The benefits of heating with wood are many: It is environmen- tally responsible because you are using a renewable resource instead of fossil fuels; it supports the local economy; it lowers your heating bills; and it puts you in control. Wood stoves have come a long way in the past decade. They are more attractive, with styles to fit just about every décor. They are more efficient and clean- er burning than old models. They’re also easier to operate and safer. Aside from the charm of a crackling fire, there is no similarity between wood-burning stoves today and those found in homes 20 years ago, says Thomas Morrissey of Woodstock Soapstone Company of West Lebanon, New Hampshire. “Today’s stoves are clean-burning and efficient—most of what goes up the chimney is just carbon dioxide and water vapor. There is virtually no smoke or odor,” he notes. All Woodstock stoves have internal catalytic combustors.

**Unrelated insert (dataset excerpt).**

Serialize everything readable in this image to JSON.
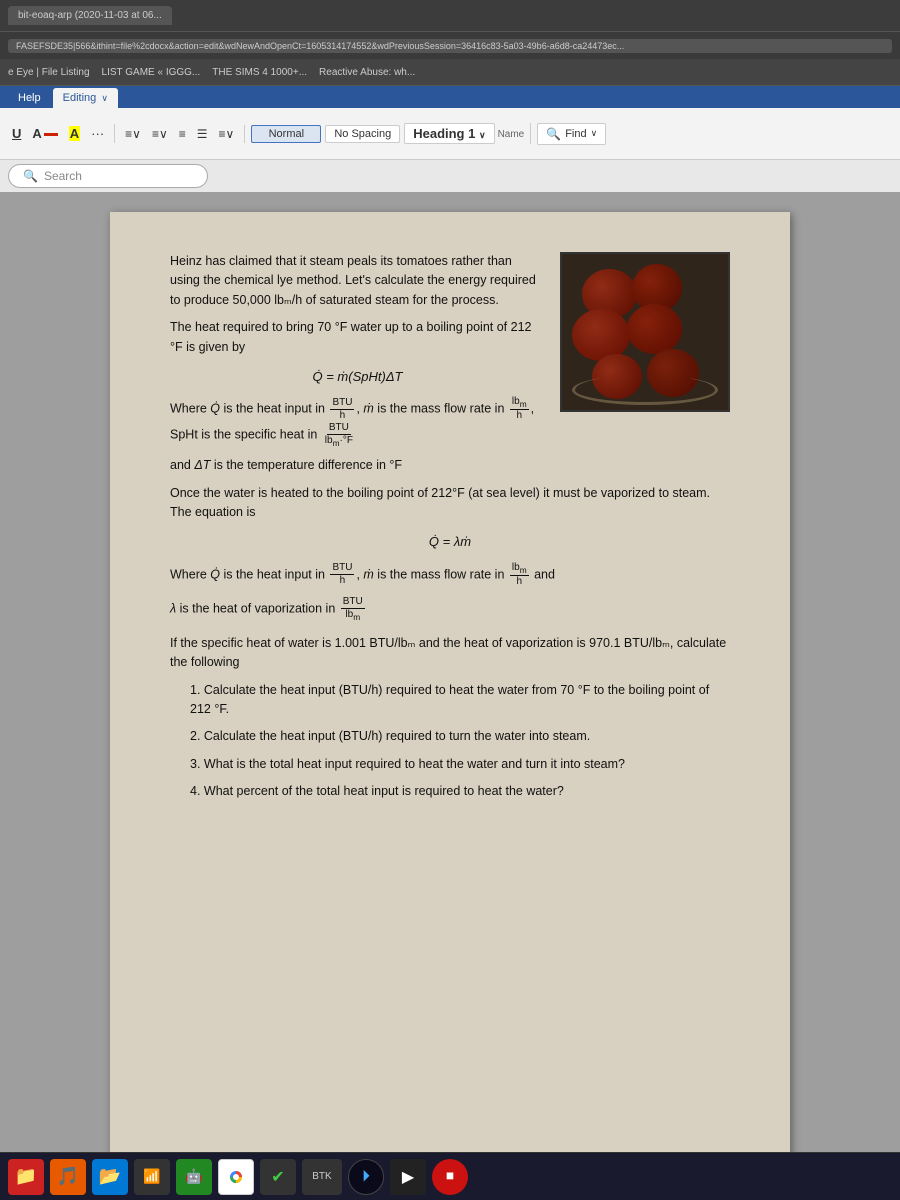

The average catalytic stove is 30 percent cleaner burning and 15 percent more efficient than a non-catalytic stove. “Any combustible gases or parti- cles not burned in the firebox are forced through the catalytic com- bustor and incinerated there,” explains Morrissey. The extra heat created by the catalyst is captured by the stove and radiated into your home. That means when you put a pound of wood into the stove, you extract just about every Btu from that energy. The company manufactures wood-burning stoves from soap- stone. “It’s nature’s perfect stove material,” says Laura Scott, Woodstock’s customer service manager. It holds twice as much heat per pound as iron or steel, and it radiates that heat steadily, even hours after the fire has died down. Plus, the warm grain and color of soapstone make these woodstoves attractive pieces of furniture that you can enjoy year- round. (Courtesy of ARA Content) MULTI-FUEL STOVES Wood-burning stoves have been a home heating staple for cen- turies, but more recently, stoves that burn dried wheat or corn, or pellets made from dehydrated, compressed wood chips, have grown in popularity. Multi-fuel stoves are the first heating option that allows you to burn all three environmentally friendly fuels in the same stove. Like traditional wood or other single-fuel stoves, the multi-fuel stoves, when used as an alterna- tive heat source for your home, can cut your energy bill by up to 70 per- cent, says Glenda Lehman Ervin of
There’s a lot of difference in modern wood-burning stoves and the stoves that were found in homes 20 years ago.
With modern stoves, there is virtually no smoke or odor.